Refer to the Medical Engineering & Physics (May 2013) study involving the use of fractal geometry to characterize human cortical bone, Exercise 10.13. Experimental data on fractal dimension, x (a measure of the variation in the volume of cortical bone tissue) and Young’s Modulus, y (a measure of bone tissue’s stiffness) for each in a sample of 10 human ribs are reproduced in the table below. Consider the linear model, E(y) = β_{o} + β_{1}x.

a. Construct Y and X matrices for the data.

b. Find X'X and X'Y.

c. Find the least squares estimates β̂ = (X'X)^{-1} X'Y.

d. Find SSE and s^{2}.

e. Conduct the test, H_{o}: β_{1} = 0 vs. H_{a}: β_{1} ≠ 0 at α = .01.

f. Find and interpret R^{2}.

g. Find and interpret a 95% prediction interval for y when x = 2.50.

**Data from Exercise 10.13**

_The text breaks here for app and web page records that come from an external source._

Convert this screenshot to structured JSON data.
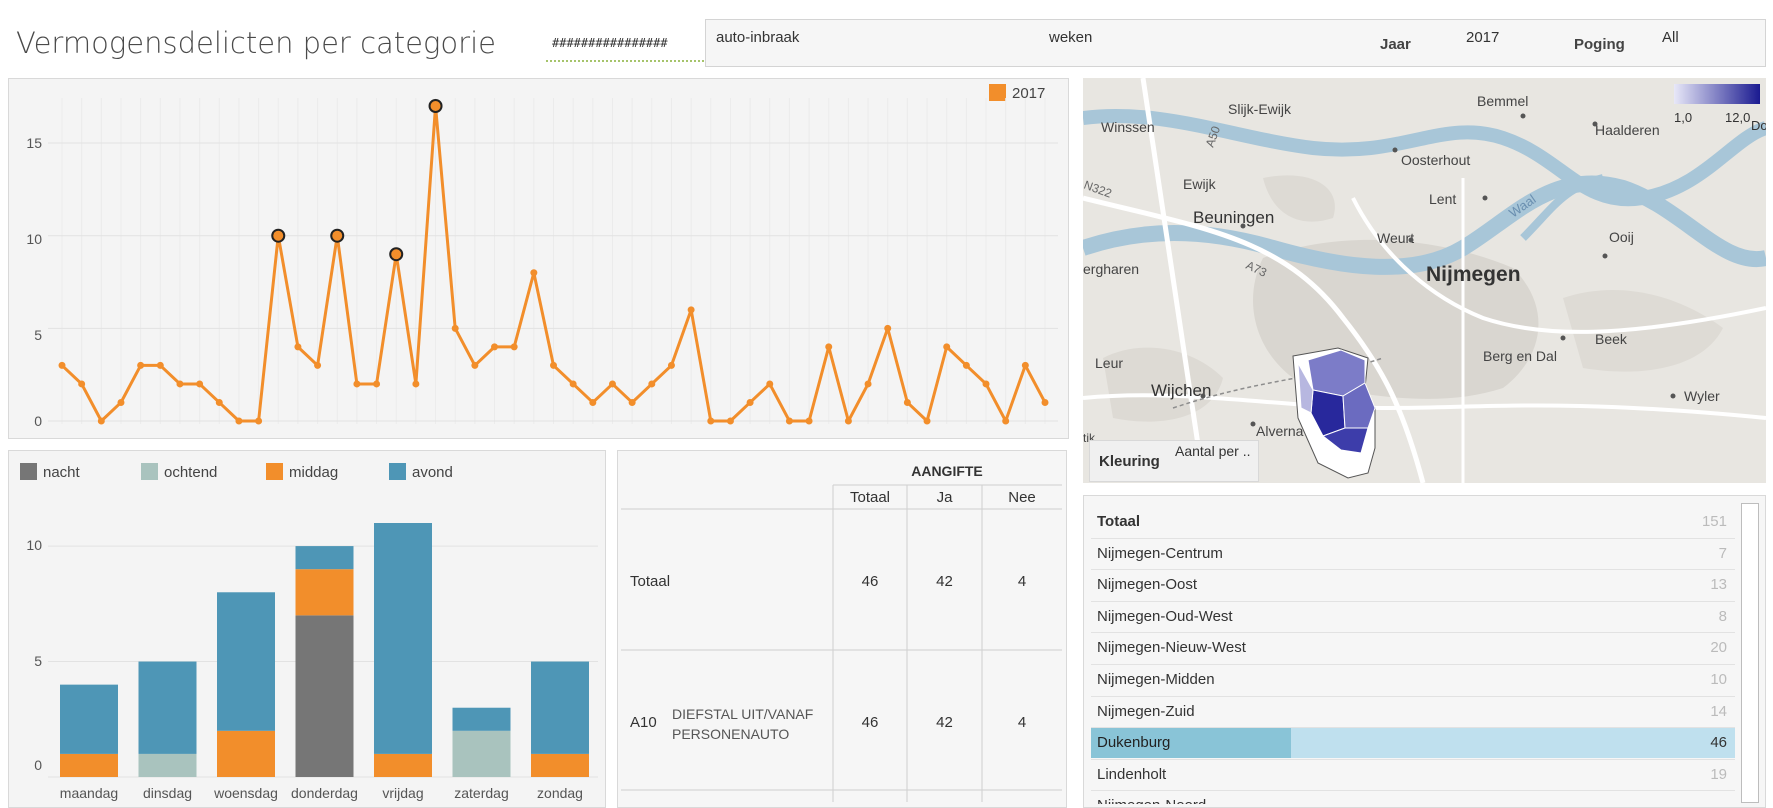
{
  "page": {
    "title": "Vermogensdelicten per categorie"
  },
  "filters": {
    "hash_field": "################",
    "category": "auto-inbraak",
    "period": "weken",
    "year_label": "Jaar",
    "year_value": "2017",
    "attempt_label": "Poging",
    "attempt_value": "All"
  },
  "line_chart": {
    "legend_label": "2017",
    "color": "#f28e2b",
    "y_ticks": [
      "15",
      "10",
      "5",
      "0"
    ]
  },
  "bar_chart": {
    "legend": [
      {
        "label": "nacht",
        "color": "#767676"
      },
      {
        "label": "ochtend",
        "color": "#a9c3be"
      },
      {
        "label": "middag",
        "color": "#f28e2b"
      },
      {
        "label": "avond",
        "color": "#4e96b6"
      }
    ],
    "y_ticks": [
      "10",
      "5",
      "0"
    ]
  },
  "table": {
    "group_header": "AANGIFTE",
    "columns": [
      "Totaal",
      "Ja",
      "Nee"
    ],
    "rows": [
      {
        "code": "",
        "label": "Totaal",
        "values": [
          "46",
          "42",
          "4"
        ]
      },
      {
        "code": "A10",
        "label": "DIEFSTAL UIT/VANAF PERSONENAUTO",
        "values": [
          "46",
          "42",
          "4"
        ]
      }
    ]
  },
  "map": {
    "color_label": "Kleuring",
    "color_value": "Aantal per ..",
    "legend_min": "1,0",
    "legend_max": "12,0",
    "legend_extra": "Do",
    "places": [
      "Winssen",
      "Slijk-Ewijk",
      "Bemmel",
      "Haalderen",
      "Oosterhout",
      "Ewijk",
      "Beuningen",
      "Lent",
      "Weurt",
      "Ooij",
      "Nijmegen",
      "Berg en Dal",
      "Beek",
      "Leur",
      "Wijchen",
      "Alverna",
      "Wyler",
      "ergharen",
      "Waal",
      "A50",
      "A73",
      "N322",
      "tik"
    ]
  },
  "district_list": {
    "rows": [
      {
        "name": "Totaal",
        "value": "151",
        "bold": true
      },
      {
        "name": "Nijmegen-Centrum",
        "value": "7"
      },
      {
        "name": "Nijmegen-Oost",
        "value": "13"
      },
      {
        "name": "Nijmegen-Oud-West",
        "value": "8"
      },
      {
        "name": "Nijmegen-Nieuw-West",
        "value": "20"
      },
      {
        "name": "Nijmegen-Midden",
        "value": "10"
      },
      {
        "name": "Nijmegen-Zuid",
        "value": "14"
      },
      {
        "name": "Dukenburg",
        "value": "46",
        "selected": true
      },
      {
        "name": "Lindenholt",
        "value": "19"
      },
      {
        "name": "Nijmegen-Noord",
        "value": ""
      }
    ]
  },
  "chart_data": [
    {
      "type": "line",
      "series": [
        {
          "name": "2017",
          "values": [
            3,
            2,
            0,
            1,
            3,
            3,
            2,
            2,
            1,
            0,
            0,
            10,
            4,
            3,
            10,
            2,
            2,
            9,
            2,
            17,
            5,
            3,
            4,
            4,
            8,
            3,
            2,
            1,
            2,
            1,
            2,
            3,
            6,
            0,
            0,
            1,
            2,
            0,
            0,
            4,
            0,
            2,
            5,
            1,
            0,
            4,
            3,
            2,
            0,
            3,
            1
          ],
          "highlighted_points": [
            11,
            14,
            17,
            19
          ]
        }
      ],
      "ylim": [
        0,
        17
      ],
      "y_ticks": [
        0,
        5,
        10,
        15
      ],
      "legend": "top-right",
      "grid": true
    },
    {
      "type": "bar",
      "stacked": true,
      "categories": [
        "maandag",
        "dinsdag",
        "woensdag",
        "donderdag",
        "vrijdag",
        "zaterdag",
        "zondag"
      ],
      "series": [
        {
          "name": "nacht",
          "values": [
            0,
            0,
            0,
            7,
            0,
            0,
            0
          ]
        },
        {
          "name": "ochtend",
          "values": [
            0,
            1,
            0,
            0,
            0,
            2,
            0
          ]
        },
        {
          "name": "middag",
          "values": [
            1,
            0,
            2,
            2,
            1,
            0,
            1
          ]
        },
        {
          "name": "avond",
          "values": [
            3,
            4,
            6,
            1,
            10,
            1,
            4
          ]
        }
      ],
      "ylim": [
        0,
        11
      ],
      "y_ticks": [
        0,
        5,
        10
      ],
      "legend": "top"
    }
  ]
}
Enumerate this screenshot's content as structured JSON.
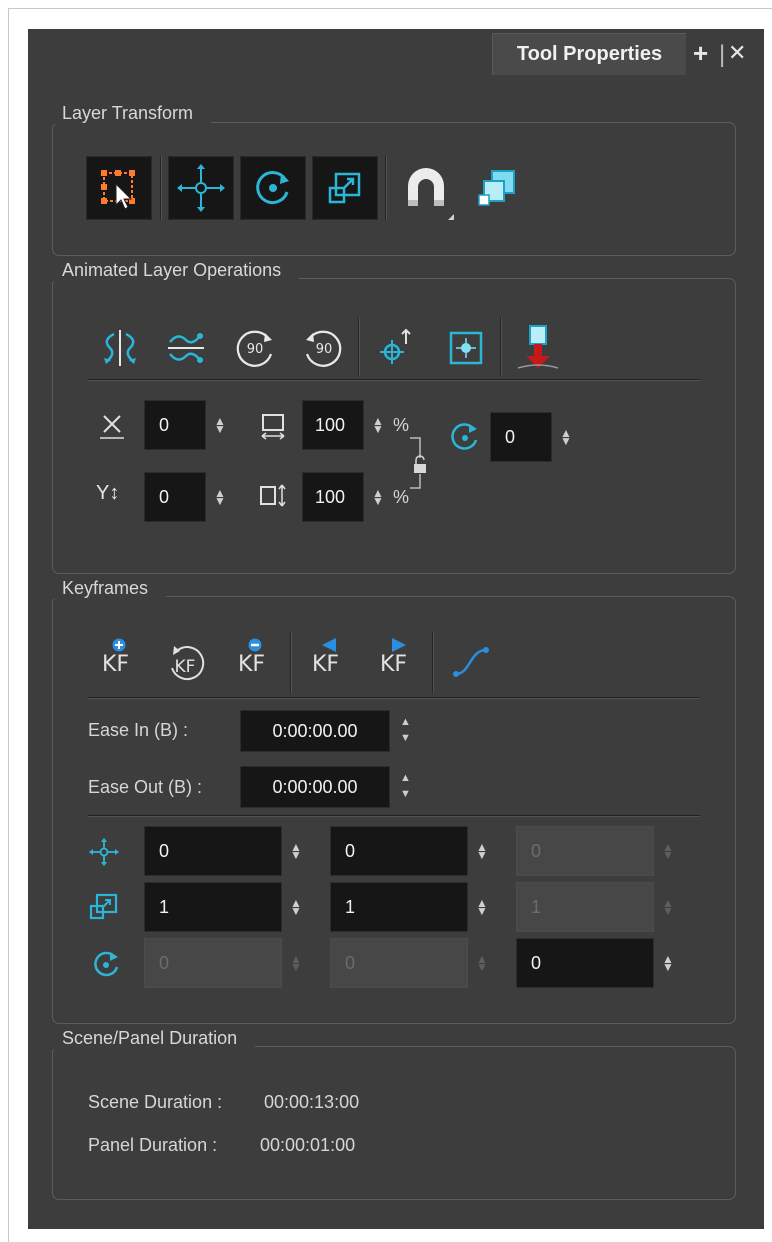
{
  "panel": {
    "tab_title": "Tool Properties",
    "tab_add": "+",
    "tab_divider": "|",
    "tab_close": "✕"
  },
  "layer_transform": {
    "title": "Layer Transform",
    "tools": [
      "transform-selection",
      "translate",
      "rotate",
      "scale",
      "snap-magnet",
      "layer-bounding-box"
    ]
  },
  "animated_ops": {
    "title": "Animated Layer Operations",
    "icons": [
      "flip-horizontal",
      "flip-vertical",
      "rotate-90-cw",
      "rotate-90-ccw",
      "center-on-pivot",
      "reset-transform",
      "bake-down"
    ],
    "rotate_cw_label": "90",
    "rotate_ccw_label": "90",
    "x_value": "0",
    "y_value": "0",
    "width_value": "100",
    "height_value": "100",
    "width_unit": "%",
    "height_unit": "%",
    "angle_value": "0"
  },
  "keyframes": {
    "title": "Keyframes",
    "kf_label": "KF",
    "ease_in_label": "Ease In (B) :",
    "ease_in_value": "0:00:00.00",
    "ease_out_label": "Ease Out (B) :",
    "ease_out_value": "0:00:00.00",
    "rows": [
      {
        "icon": "translate-icon",
        "values": [
          "0",
          "0",
          "0"
        ],
        "enabled": [
          true,
          true,
          false
        ]
      },
      {
        "icon": "scale-icon",
        "values": [
          "1",
          "1",
          "1"
        ],
        "enabled": [
          true,
          true,
          false
        ]
      },
      {
        "icon": "rotate-icon",
        "values": [
          "0",
          "0",
          "0"
        ],
        "enabled": [
          false,
          false,
          true
        ]
      }
    ]
  },
  "duration": {
    "title": "Scene/Panel Duration",
    "scene_label": "Scene Duration :",
    "scene_value": "00:00:13:00",
    "panel_label": "Panel Duration :",
    "panel_value": "00:00:01:00"
  },
  "colors": {
    "panel_bg": "#3d3d3d",
    "accent_cyan": "#2bb6d8",
    "accent_blue": "#2a8fe0",
    "field_bg": "#161616"
  }
}
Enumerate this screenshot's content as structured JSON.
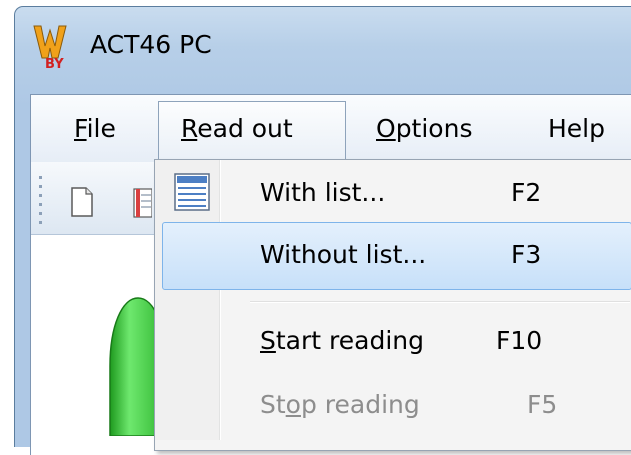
{
  "window": {
    "title": "ACT46 PC"
  },
  "menubar": {
    "items": [
      {
        "before": "",
        "acc": "F",
        "after": "ile"
      },
      {
        "before": "",
        "acc": "R",
        "after": "ead out"
      },
      {
        "before": "",
        "acc": "O",
        "after": "ptions"
      },
      {
        "before": "Help",
        "acc": "",
        "after": ""
      }
    ]
  },
  "dropdown": {
    "items": [
      {
        "before": "With list...",
        "acc": "",
        "after": "",
        "shortcut": "F2",
        "state": "normal"
      },
      {
        "before": "Without list...",
        "acc": "",
        "after": "",
        "shortcut": "F3",
        "state": "highlighted"
      },
      {
        "before": "",
        "acc": "S",
        "after": "tart reading",
        "shortcut": "F10",
        "state": "normal"
      },
      {
        "before": "St",
        "acc": "o",
        "after": "p reading",
        "shortcut": "F5",
        "state": "disabled"
      }
    ]
  },
  "colors": {
    "highlight": "#c7e0f9",
    "highlight_border": "#7eb4ea",
    "disabled_text": "#8d8d8d",
    "title_bar": "#b7cfe8",
    "status_indicator": "#33cc33"
  },
  "icons": {
    "app": "app-logo-icon",
    "toolbar": [
      "new-document-icon",
      "list-icon"
    ],
    "menu": "list-icon",
    "status": "green-indicator-icon"
  }
}
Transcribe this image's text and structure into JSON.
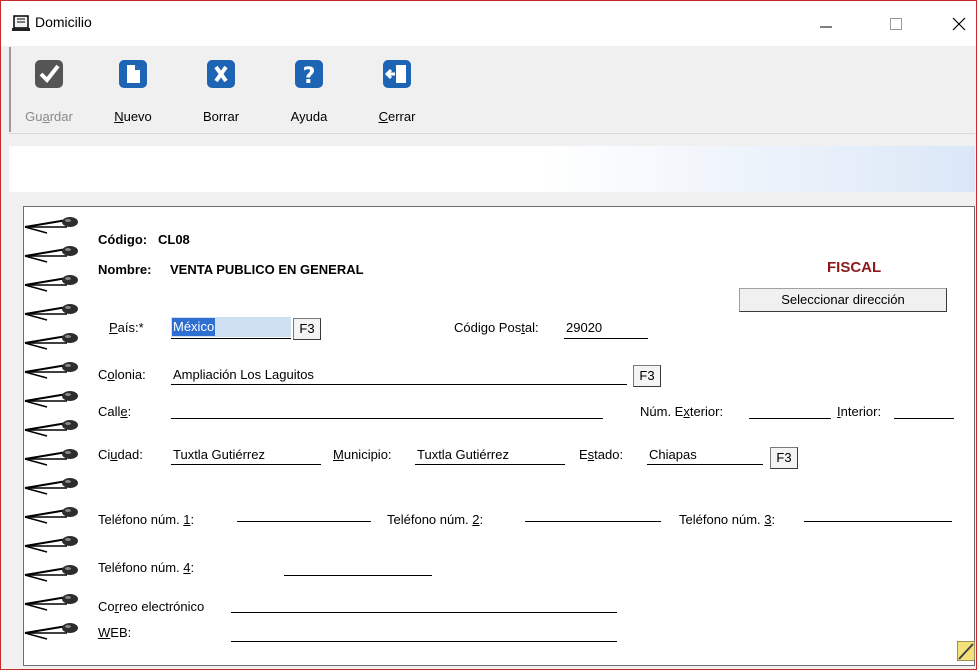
{
  "window": {
    "title": "Domicilio"
  },
  "toolbar": {
    "guardar": "Guardar",
    "nuevo": "Nuevo",
    "borrar": "Borrar",
    "ayuda": "Ayuda",
    "cerrar": "Cerrar"
  },
  "header": {
    "codigo_label": "Código:",
    "codigo_value": "CL08",
    "nombre_label": "Nombre:",
    "nombre_value": "VENTA PUBLICO EN GENERAL",
    "fiscal": "FISCAL",
    "select_address": "Seleccionar dirección"
  },
  "form": {
    "pais_label": "País:*",
    "pais_value": "México",
    "f3": "F3",
    "cp_label": "Código Postal:",
    "cp_value": "29020",
    "colonia_label": "Colonia:",
    "colonia_value": "Ampliación Los Laguitos",
    "calle_label": "Calle:",
    "calle_value": "",
    "num_ext_label": "Núm. Exterior:",
    "interior_label": "Interior:",
    "ciudad_label": "Ciudad:",
    "ciudad_value": "Tuxtla Gutiérrez",
    "municipio_label": "Municipio:",
    "municipio_value": "Tuxtla Gutiérrez",
    "estado_label": "Estado:",
    "estado_value": "Chiapas",
    "tel1_label": "Teléfono núm. 1:",
    "tel2_label": "Teléfono núm. 2:",
    "tel3_label": "Teléfono núm. 3:",
    "tel4_label": "Teléfono núm. 4:",
    "correo_label": "Correo electrónico",
    "web_label": "WEB:"
  },
  "colors": {
    "fiscal": "#8b1a1a",
    "icon_blue": "#1e64b4",
    "selection": "#2f6fd1"
  }
}
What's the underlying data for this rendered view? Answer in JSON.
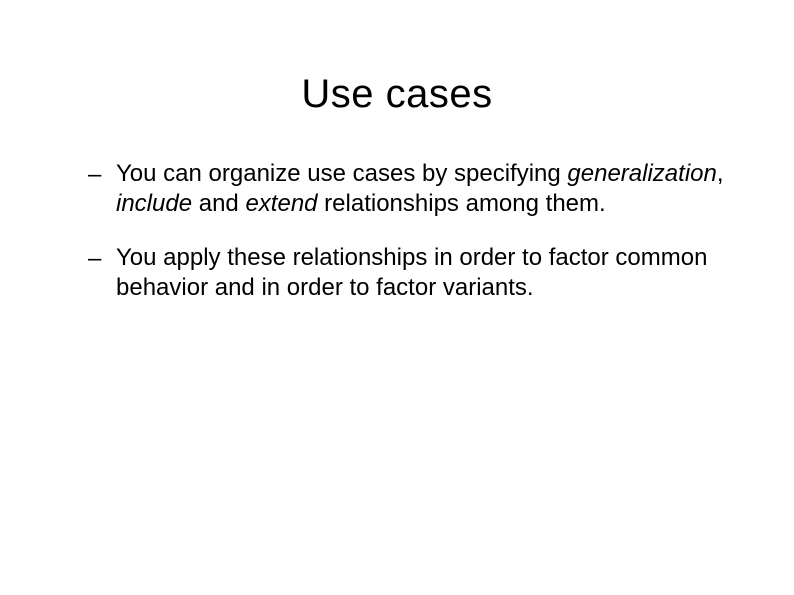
{
  "title": "Use cases",
  "bullets": [
    {
      "dash": "–",
      "text_prefix": "You can organize use cases by specifying ",
      "italic1": "generalization",
      "mid1": ", ",
      "italic2": "include",
      "mid2": " and ",
      "italic3": "extend",
      "text_suffix": " relationships among them."
    },
    {
      "dash": "–",
      "text_full": "You apply these relationships in order to factor common behavior and in order to factor variants."
    }
  ]
}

In Medical Engineering & Physics (May 2013), researchers used fractal geometry to characterize human cortical bone. A measure of the variation in the volume of cortical bone tissue—called fractal dimension—was determined for each in a sample of 10 human ribs. The researchers used fractal dimension scores to predict the bone tissue’s stiffness index, called Young’s Modulus (measured in gigapascals). The experimental data are shown below. Consider the linear model, E(y) = β_{o} + β_{1}x where y = Young’s Modulus and x = fractal dimension score.